As mental health professionals, it’s crucial to ensure that we’re in a good state of mental, emotional, and physical well-being to provide our clients with the best possible care. However, we often get caught up in the daily grind, leading to burnout and a decline in our overall well-being.
That’s why incorporating self-awareness tools into our daily routine can have a tremendous impact on our mental health and the care we provide to our clients. August is self-awareness month, and there’s no better time to look at how self-awareness can support mental health providers and patients alike. In this blog, we’ll explore some powerful self-awareness tools that can benefit mental health professionals and improve their well-being.
Four Ways to Boost Self-Awareness
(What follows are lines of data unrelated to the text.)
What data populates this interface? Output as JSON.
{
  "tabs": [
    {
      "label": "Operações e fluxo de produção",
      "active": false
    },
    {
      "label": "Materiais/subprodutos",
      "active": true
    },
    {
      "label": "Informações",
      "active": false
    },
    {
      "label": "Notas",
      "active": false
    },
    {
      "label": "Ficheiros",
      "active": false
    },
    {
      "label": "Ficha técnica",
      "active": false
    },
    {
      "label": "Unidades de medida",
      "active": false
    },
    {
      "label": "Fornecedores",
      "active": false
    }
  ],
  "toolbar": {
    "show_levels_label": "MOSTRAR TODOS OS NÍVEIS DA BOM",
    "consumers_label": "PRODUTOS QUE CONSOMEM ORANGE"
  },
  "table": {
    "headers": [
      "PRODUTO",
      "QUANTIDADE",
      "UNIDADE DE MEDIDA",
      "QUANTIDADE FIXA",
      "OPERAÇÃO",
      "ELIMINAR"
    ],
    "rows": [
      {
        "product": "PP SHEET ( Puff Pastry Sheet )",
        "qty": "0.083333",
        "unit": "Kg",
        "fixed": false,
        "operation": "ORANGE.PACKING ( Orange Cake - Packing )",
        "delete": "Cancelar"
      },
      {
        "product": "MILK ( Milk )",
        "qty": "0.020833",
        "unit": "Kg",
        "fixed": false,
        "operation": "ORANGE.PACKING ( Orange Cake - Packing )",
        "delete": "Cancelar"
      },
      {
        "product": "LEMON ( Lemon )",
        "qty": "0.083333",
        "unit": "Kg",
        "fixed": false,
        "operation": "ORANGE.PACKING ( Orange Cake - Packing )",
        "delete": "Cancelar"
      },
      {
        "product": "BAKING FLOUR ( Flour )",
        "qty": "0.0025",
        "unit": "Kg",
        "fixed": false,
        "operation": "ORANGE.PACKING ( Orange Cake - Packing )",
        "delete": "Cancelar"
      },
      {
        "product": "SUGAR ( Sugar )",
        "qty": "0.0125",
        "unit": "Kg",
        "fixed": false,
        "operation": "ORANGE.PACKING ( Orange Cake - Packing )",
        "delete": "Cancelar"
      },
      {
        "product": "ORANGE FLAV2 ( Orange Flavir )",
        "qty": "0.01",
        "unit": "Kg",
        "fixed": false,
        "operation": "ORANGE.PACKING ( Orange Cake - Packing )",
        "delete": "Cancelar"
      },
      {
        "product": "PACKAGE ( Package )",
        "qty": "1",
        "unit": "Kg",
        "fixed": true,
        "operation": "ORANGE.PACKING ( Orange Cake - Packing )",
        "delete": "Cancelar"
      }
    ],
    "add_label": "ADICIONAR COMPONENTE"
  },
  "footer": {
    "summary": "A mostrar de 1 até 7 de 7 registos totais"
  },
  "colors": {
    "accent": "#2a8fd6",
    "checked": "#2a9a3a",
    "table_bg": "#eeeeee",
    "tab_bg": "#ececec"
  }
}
First and foremost, it’s essential to practice self-reflection regularly. Reflecting on our thoughts, feelings, and actions can help us identify any negative patterns or triggers that affect our mental health. By recognizing these patterns, we can take steps to address them and avoid burnout.
Additionally, incorporating mindfulness practices such as meditation, yoga, or deep breathing exercises can help mental health professionals manage stress and improve overall well-being. These practices can also help us become more present in the moment and improve our ability to focus on our clients’ needs.
Another effective self-awareness tool is self-care. Making time for ourselves and engaging in self-care activities such as reading, spending time in nature, or taking a relaxing bath can help us recharge and reduce stress levels.
Lastly, seeking regular supervision or therapy can also be beneficial for mental health professionals. Supervision or therapy can provide a space to process and reflect on challenges faced in our work and can help us become more self-aware.
Don’t Forget to Incorporate Self-Awareness Tools in Your Routine
In conclusion, mental health professionals can benefit greatly from incorporating self-awareness tools into their daily routines. By practicing self-reflection, mindfulness, self-care, and seeking regular supervision or therapy, we can improve our overall well-being and provide the best care possible for our clients.